May 31, 2014; Oklahoma City, OK, USA; San Antonio Spurs forward Kawhi Leonard (2) and Oklahoma City Thunder forward Kevin Durant (35) go after a loose ball during the fourth quarter in game six of the Western Conference Finals of the 2014 NBA Playoffs at Chesapeake Energy Arena. San Antonio won 112-107. Mandatory Credit: Reuters/Alonzo Adams-USA TODAY Sports

For the second year in a row, the Miami Heat and San Antonio Spurs will meet in the NBA Finals. It’s the first time in 16 years that the league has seen a rematch for the title, and it offers a rather similar parallel from the last rematch, which featured a superstar perimeter player chasing a three-peat, and a small-market team led by a businesslike power forward looking to play spoiler.

It would be an historic championship for either team. The Heat, led by LeBron James, are looking to become just the sixth team in NBA history to win their third straight title. The Spurs haven’t won it all since 2007, but another title would put the quiet but effective Tim Duncan and head coach Gregg Popovich in rarefied air, giving them five career championships.

With so much on the line, there could be a lot of interest in this year’s NBA Finals.

Even though fans saw this same matchup a year ago, the rematch could deliver even higher ratings. In 1998, the Chicago Bulls played the Utah Jazz in the Finals for a second consecutive season. After the 1997 series averaged 25.586 million viewers, the rematch averaged over 29 million viewers. It featured Michael Jordan carrying a Bulls team past the Utah Jazz, a small-market team with a less-heralded superstar, Karl Malone.

The 1998 season end up being Jordan’s last with the Bulls, and 2014 could be the last year James plays for the Heat. Like Jordan, James is unquestionably the most marketable player of his day, and his services will be sought by any team with the cap space to sign him. Teammates Dwyane Wade and Chris Bosh also have the option of becoming free agents in the offseason, and all both might consider signing more lucrative contracts elsewhere.

Since the Big Three teamed up in Miami, the Heat have been great for ratings. The six NBA Finals before James’s “Decision” averaged an 8.6 rating. Each of Miami’s three straight Finals appearances have averaged over a 10.0 rating.

With James in South Beach, the Heat have been a large part of the NBA’s resurgence this decade. Not only is James the best player in the NBA, but many compare with him with the all-time greats, specifically Jordan. One more championship ring would give him three, putting him halfway behind Jordan’s six rings.

“We’re competing against the Michael Jordan of our era, the Chicago Bulls of our era,” Pacers head coach Frank Vogel said, after the Heat eliminated them from the playoffs.

The comparisons between James and Jordan are often controversial.
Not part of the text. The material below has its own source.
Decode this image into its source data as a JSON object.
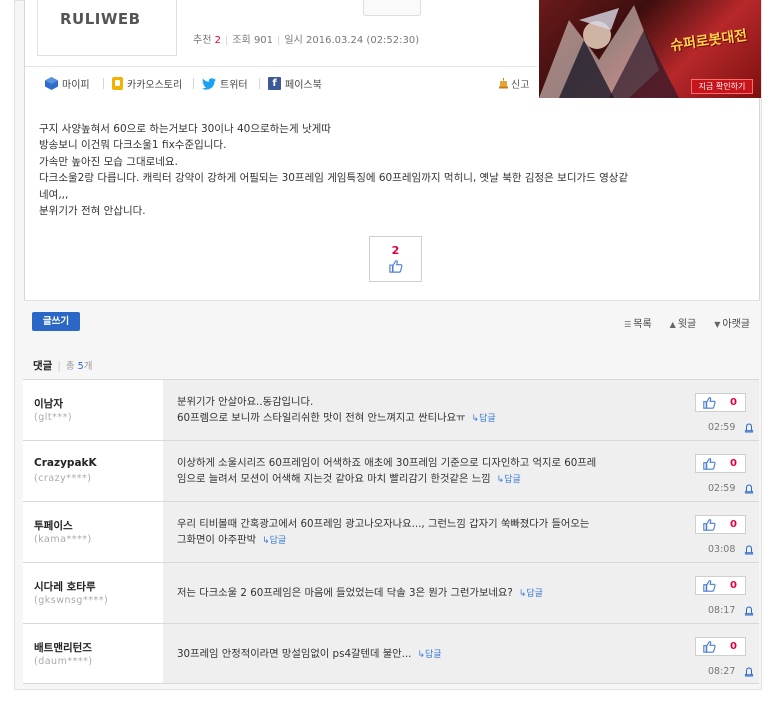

Scottie Pippen raised eyebrows in 2011 for saying James is a better player than his former teammate. If James can win another title, the debate will gain even more traction.

Miami’s quest for a three-peat is certainly historic. James is a transcendent player in the prime of his career, looking to accomplish what few have. The four-time MVP is one of the most polarizing athletes in all of sports. His attempt at enhancing his legacy is one that might not be seen for years to come.

However, the dominance of James and the Heat could potentially backfire on the NBA. After four straight years of Finals appearances, some fans might be getting tired of Miami’s constant winning. Ratings for the team’s series against the Indiana Pacers were down from a year ago. Game Three drew the lowest ratings of any Eastern Conference finals game since 2010. That may be concerning news for ABC, which will carry every game of the best-of-seven series.

In 2013, the Spurs and Heat drew high ratings towards the end of the series, but San Antonio has never been known to increase viewership. Ever since the organization drafted Duncan in 1997 and won their first title in 1999, the Spurs have been known as a “boring” team. The Spurs title wins in 2003, 2005 and 2007 drew the lowest rating of any NBA Finals in the last 30 years.

“There is nothing that they should be doing differently,” NBA commissioner Adam Silver told the San Antonio Business Journal in June 2013. “By winning over a long period of time, the Spurs have done everything that could be asked of them to grow NBA basketball. If there is any blame to go around, it’s maybe that the league has not done a good enough job marketing the Spurs brand of basketball.”

The NBA Finals is set to begin on Thursday, June 5 in San Antonio.